Several proof-of-concept exploits demonstrating what the flaw makes possible have been created since Tuesday, including one that appears to show Rick Astley's "Never Gonna Give You Up" video streaming on the NSA website.

That means that hackers could intercept and alter secure internet communications, including software updates and possibly even encrypted messages, depending on how the messaging software used Microsoft's own encryption tools. 

Yesterday (Jan. 16), Google patched its Chrome browser against the flaw. Microsoft's Edge and Internet Explorer browsers are patched by Wednesday's cumulative update. 

However, Mozilla's Firefox browser does not rely on the Windows CrytoAPI to verify communications and has never been vulnerable to this flaw.

Just the latest Windows 10 fail
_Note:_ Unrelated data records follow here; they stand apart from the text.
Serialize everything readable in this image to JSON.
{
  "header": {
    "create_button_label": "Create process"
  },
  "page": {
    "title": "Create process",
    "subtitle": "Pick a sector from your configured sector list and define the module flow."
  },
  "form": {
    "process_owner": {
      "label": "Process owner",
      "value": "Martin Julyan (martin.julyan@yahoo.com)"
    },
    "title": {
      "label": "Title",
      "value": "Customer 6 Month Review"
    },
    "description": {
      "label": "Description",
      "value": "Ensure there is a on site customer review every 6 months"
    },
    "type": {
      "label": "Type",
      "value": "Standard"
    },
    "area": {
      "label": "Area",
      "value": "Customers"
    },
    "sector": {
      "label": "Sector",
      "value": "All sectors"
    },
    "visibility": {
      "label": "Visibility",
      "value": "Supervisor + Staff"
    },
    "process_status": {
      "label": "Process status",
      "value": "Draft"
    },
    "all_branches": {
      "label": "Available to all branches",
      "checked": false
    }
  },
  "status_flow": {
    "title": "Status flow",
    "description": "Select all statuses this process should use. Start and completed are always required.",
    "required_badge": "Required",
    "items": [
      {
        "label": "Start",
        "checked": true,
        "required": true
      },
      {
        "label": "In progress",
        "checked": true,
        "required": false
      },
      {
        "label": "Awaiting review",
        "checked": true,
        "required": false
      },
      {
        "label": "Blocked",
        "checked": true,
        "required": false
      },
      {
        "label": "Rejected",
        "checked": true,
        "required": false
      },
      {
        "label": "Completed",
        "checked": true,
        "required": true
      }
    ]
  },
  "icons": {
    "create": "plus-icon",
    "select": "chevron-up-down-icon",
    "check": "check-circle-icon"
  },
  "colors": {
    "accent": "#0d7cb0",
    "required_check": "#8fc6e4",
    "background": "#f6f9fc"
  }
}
Microsoft has had a rash of problems over the past year with Windows 10 updates, with many of them causing users issues. For example, a bug last February prevented people from installing the latest OS version. Several Windows users were hit with an error message when they tried connecting to Windows Update or the Windows Store. Sound familiar?

In September of 2019 one Windows update turned everything on screen orange for users. And yet another update that same month causes the Start menu and search bar to become unresponsive and broke audio when playing games.

In October one Windows 10 update caused a Blue Screen of Death. Last but not least, in November a Windows update broke File explorer and users were angry.

It's possible this particular problem stems from the fact that Windows 10 build 1903 and Windows 10 build 1909 are very similar, so much so that a single Patch Tuesday cumulative update applies to them both. (Other builds get individual Patch Tuesday rollups customized specially for them.) It could be that Windows Update isn't sure which build it's dealing with when it starts to apply the patch.

Let's hope the next update has fewer issues.

Mark Spoonauer

Mark Spoonauer is the global editor in chief of Tom's Guide and has covered technology for over 20 years. In addition to overseeing the direction of Tom's Guide, Mark specializes in covering all things mobile, having reviewed dozens of smartphones and other gadgets. He has spoken at key industry events and appears regularly on TV to discuss the latest trends, including Cheddar, Fox Business and other outlets. Mark was previously editor in chief of Laptop Mag, and his work has appeared in Wired, Popular Science and Inc. Follow him on Twitter at @mspoonauer.